Lisa Baraitser is a Senior Lecturer in the Department of Psychosocial Studies, Birkbeck, University of London. Her research is concerned with articulations of the maternal in the fields of psychoanalysis, social theory, feminism and philosophy.
Victoria Coulson is a lecturer in American Literature at the University of York. Her publications include Henry James, Women, and Realism (Cambridge University Press, 2007) and essays on nineteenth-century architecture, twentieth-century psychoanalysis, and Thing Theory. She is currently working on a book about the sexual politics of critical theory, Annunciations: Mind, Matter, and Meaning in Contemporary Literary Theory.

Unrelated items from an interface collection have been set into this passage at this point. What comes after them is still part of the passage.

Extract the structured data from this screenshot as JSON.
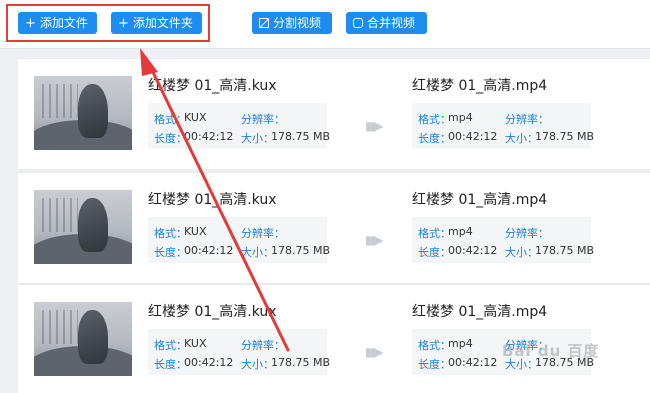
{
  "toolbar": {
    "add_file_label": "添加文件",
    "add_folder_label": "添加文件夹",
    "split_label": "分割视频",
    "merge_label": "合并视频",
    "accent_color": "#1d8df0"
  },
  "annotation": {
    "highlight_color": "#e43a3a"
  },
  "labels": {
    "format": "格式：",
    "resolution": "分辨率：",
    "duration": "长度：",
    "size": "大小："
  },
  "files": [
    {
      "source_name": "红楼梦 01_高清.kux",
      "source_format": "KUX",
      "source_duration": "00:42:12",
      "source_size": "178.75 MB",
      "target_name": "红楼梦 01_高清.mp4",
      "target_format": "mp4",
      "target_duration": "00:42:12",
      "target_size": "178.75 MB"
    },
    {
      "source_name": "红楼梦 01_高清.kux",
      "source_format": "KUX",
      "source_duration": "00:42:12",
      "source_size": "178.75 MB",
      "target_name": "红楼梦 01_高清.mp4",
      "target_format": "mp4",
      "target_duration": "00:42:12",
      "target_size": "178.75 MB"
    },
    {
      "source_name": "红楼梦 01_高清.kux",
      "source_format": "KUX",
      "source_duration": "00:42:12",
      "source_size": "178.75 MB",
      "target_name": "红楼梦 01_高清.mp4",
      "target_format": "mp4",
      "target_duration": "00:42:12",
      "target_size": "178.75 MB"
    }
  ],
  "watermark": "Bai du 百度"
}
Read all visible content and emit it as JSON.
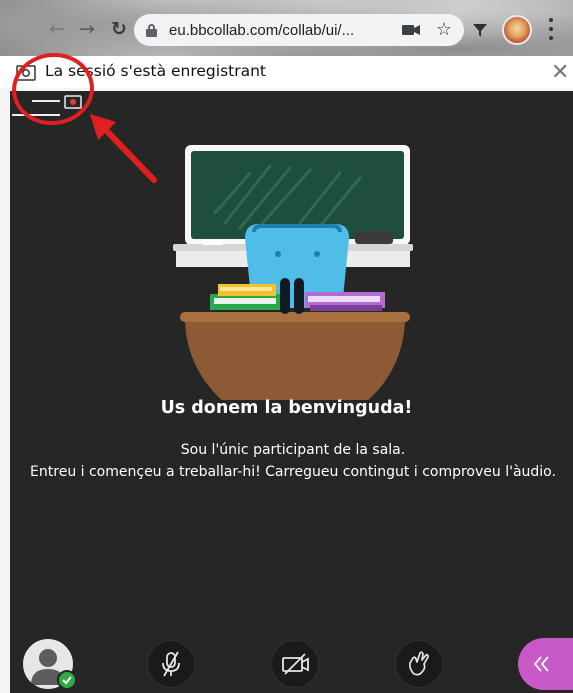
{
  "browser": {
    "url": "eu.bbcollab.com/collab/ui/..."
  },
  "notice": {
    "text": "La sessió s'està enregistrant"
  },
  "welcome": {
    "title": "Us donem la benvinguda!",
    "line1": "Sou l'únic participant de la sala.",
    "line2": "Entreu i començeu a treballar-hi! Carregueu contingut i comproveu l'àudio."
  },
  "icons": {
    "back": "arrow-left-icon",
    "forward": "arrow-right-icon",
    "reload": "reload-icon",
    "lock": "lock-icon",
    "camera": "camera-blocked-icon",
    "star": "star-icon",
    "record": "recording-icon",
    "close": "close-icon",
    "mic": "microphone-muted-icon",
    "video": "camera-off-icon",
    "hand": "raise-hand-icon",
    "panel": "double-chevron-left-icon"
  },
  "colors": {
    "session_bg": "#262626",
    "accent_panel": "#c85ac8",
    "status_ok": "#2eaa42",
    "annotation": "#e02020"
  }
}
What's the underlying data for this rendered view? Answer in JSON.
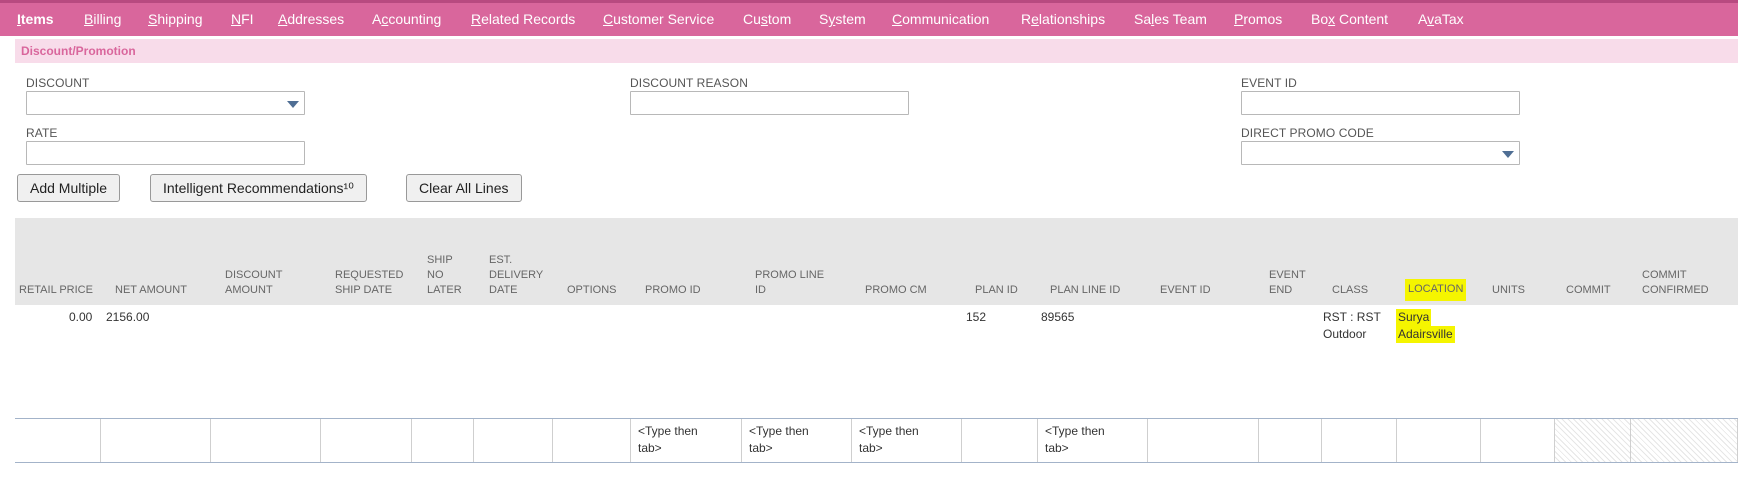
{
  "tabs": [
    {
      "label": "Items",
      "accesskey": "I",
      "rest": "tems",
      "active": true
    },
    {
      "label": "Billing",
      "accesskey": "B",
      "rest": "illing"
    },
    {
      "label": "Shipping",
      "accesskey": "S",
      "rest": "hipping"
    },
    {
      "label": "NFI",
      "accesskey": "N",
      "rest": "FI"
    },
    {
      "label": "Addresses",
      "accesskey": "A",
      "rest": "ddresses"
    },
    {
      "label": "Accounting",
      "pre": "A",
      "accesskey": "c",
      "rest": "counting"
    },
    {
      "label": "Related Records",
      "accesskey": "R",
      "rest": "elated Records"
    },
    {
      "label": "Customer Service",
      "accesskey": "C",
      "rest": "ustomer Service"
    },
    {
      "label": "Custom",
      "pre": "Cu",
      "accesskey": "s",
      "rest": "tom"
    },
    {
      "label": "System",
      "pre": "S",
      "accesskey": "y",
      "rest": "stem"
    },
    {
      "label": "Communication",
      "accesskey": "C",
      "rest": "ommunication"
    },
    {
      "label": "Relationships",
      "pre": "R",
      "accesskey": "e",
      "rest": "lationships"
    },
    {
      "label": "Sales Team",
      "pre": "Sa",
      "accesskey": "l",
      "rest": "es Team"
    },
    {
      "label": "Promos",
      "accesskey": "P",
      "rest": "romos"
    },
    {
      "label": "Box Content",
      "pre": "Bo",
      "accesskey": "x",
      "rest": " Content"
    },
    {
      "label": "AvaTax",
      "pre": "A",
      "accesskey": "v",
      "rest": "aTax"
    }
  ],
  "section": {
    "title": "Discount/Promotion"
  },
  "fields": {
    "discount": {
      "label": "DISCOUNT",
      "value": ""
    },
    "discount_reason": {
      "label": "DISCOUNT REASON",
      "value": ""
    },
    "event_id": {
      "label": "EVENT ID",
      "value": ""
    },
    "rate": {
      "label": "RATE",
      "value": ""
    },
    "direct_promo_code": {
      "label": "DIRECT PROMO CODE",
      "value": ""
    }
  },
  "buttons": {
    "add_multiple": "Add Multiple",
    "intelligent_recommendations": "Intelligent Recommendations¹⁰",
    "clear_all_lines": "Clear All Lines"
  },
  "columns": [
    {
      "key": "retail_price",
      "lines": [
        "RETAIL PRICE"
      ]
    },
    {
      "key": "net_amount",
      "lines": [
        "NET AMOUNT"
      ]
    },
    {
      "key": "discount_amount",
      "lines": [
        "DISCOUNT",
        "AMOUNT"
      ]
    },
    {
      "key": "requested_ship_date",
      "lines": [
        "REQUESTED",
        "SHIP DATE"
      ]
    },
    {
      "key": "ship_no_later",
      "lines": [
        "SHIP",
        "NO",
        "LATER"
      ]
    },
    {
      "key": "est_delivery_date",
      "lines": [
        "EST.",
        "DELIVERY",
        "DATE"
      ]
    },
    {
      "key": "options",
      "lines": [
        "OPTIONS"
      ]
    },
    {
      "key": "promo_id",
      "lines": [
        "PROMO ID"
      ]
    },
    {
      "key": "promo_line_id",
      "lines": [
        "PROMO LINE",
        "ID"
      ]
    },
    {
      "key": "promo_cm",
      "lines": [
        "PROMO CM"
      ]
    },
    {
      "key": "plan_id",
      "lines": [
        "PLAN ID"
      ]
    },
    {
      "key": "plan_line_id",
      "lines": [
        "PLAN LINE ID"
      ]
    },
    {
      "key": "event_id",
      "lines": [
        "EVENT ID"
      ]
    },
    {
      "key": "event_end",
      "lines": [
        "EVENT",
        "END"
      ]
    },
    {
      "key": "class",
      "lines": [
        "CLASS"
      ]
    },
    {
      "key": "location",
      "lines": [
        "LOCATION"
      ],
      "highlighted": true
    },
    {
      "key": "units",
      "lines": [
        "UNITS"
      ]
    },
    {
      "key": "commit",
      "lines": [
        "COMMIT"
      ]
    },
    {
      "key": "commit_confirmed",
      "lines": [
        "COMMIT",
        "CONFIRMED"
      ]
    }
  ],
  "rows": [
    {
      "retail_price": "0.00",
      "net_amount": "2156.00",
      "plan_id": "152",
      "plan_line_id": "89565",
      "class": [
        "RST : RST",
        "Outdoor"
      ],
      "location": [
        "Surya",
        "Adairsville"
      ]
    }
  ],
  "entry_row": {
    "promo_id": [
      "<Type then",
      "tab>"
    ],
    "promo_line_id": [
      "<Type then",
      "tab>"
    ],
    "promo_cm": [
      "<Type then",
      "tab>"
    ],
    "plan_line_id": [
      "<Type then",
      "tab>"
    ]
  },
  "colors": {
    "tab_bar": "#d9669c",
    "section_bg": "#f8dcea",
    "highlight": "#f5f500",
    "caret": "#4f6e94"
  }
}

Rex Ferguson is a lecturer in Modern Literature at the University of Birmingham. He is the author of several articles on authors such as F. Scott Fitzgerald, Ford Madox Ford and Henry Green. His first monograph, Criminal Law and the Modernist Novel, was published by Cambridge University Press in 2013.
Colin Gardner is Professor of Critical Theory and Integrative Studies at the University of California, Santa Barbara. He is the author of critical studies on Joseph Losey and Karel Reisz in Manchester University Press’s ‘British Film Makers’ series and Beckett, Deleuze and the Televisual Event: Peephole Art (Palgrave Macmillan, 2013).
Helen Graham is University Research Fellow in Tangible and Intangible Heritage, University of Leeds. She held a Museum Practice Fellowship with Centre for Education and Museum Studies and the Accessibility Program, Smithsonian Institution (2010–2011) and is part of an ongoing collaboration comprising Smithsonian museums staff, young people with intellectual disabilities, their parents and teachers exploring and expanding understandings of museums, access and inclusion.
Gary Hall is Professor of Media and Performing Arts and Director of the Centre for Disruptive Media at Coventry University, UK. He is author of Culture in Bits (Continuum, 2002) and Digitize This Book! (Minnesota UP, 2008). His work has appeared in numerous journals, including Angelaki, Cultural Studies, The Oxford Literary Review, Parallax and Radical Philosophy. He is also founding co-editor of the open access journal Culture Machine and co-founder of Open Humanities Press.
Niels Kerssens is a PhD candidate and lecturer at the University of Amsterdam. His work is concerned with the history of digital culture and personal computing in particular.
Scott Lash is Professor of Sociology and Director of the Centre for Cultural Studies, Goldsmiths College, University of London, he is the author of many major works the most recent of which is Intensive Culture: Social Theory, Religion and Contemporary Culture (Sage, 2010). [End Page 170]
Laurent Milesi is Reader in English at Cardiff University.
Annebella Pollen is Senior Lecturer in the History of Art and Design at the University of Brighton. Her research on popular photography can be found in History and Memory, Photography and Culture and www.eitherand.org, among other places.
Gillian Swanson is Associate Professor (Cultural History) at the University of the West of England. She is author of Drunk With the Glitter: Space, Consumption and Sexual Instability in Modern Urban Culture (2007), co-editor of Nationalising Femininity: Culture, Sexuality and Cinema in World War Two Britain (1996) and co-editor of the new Routledge monograph series Directions in Cultural History.
Anna E. Ward is the Program Coordinator and Visiting Assistant Professor in the Gender and Sexuality Studies Program at Swarthmore College. Her publications have appeared in Camera Obscura and Social Psychology Quarterly. She is currently working on a research project titled Queer Pornoscapes: Cartographies of Desire and Technology. [End Page 171]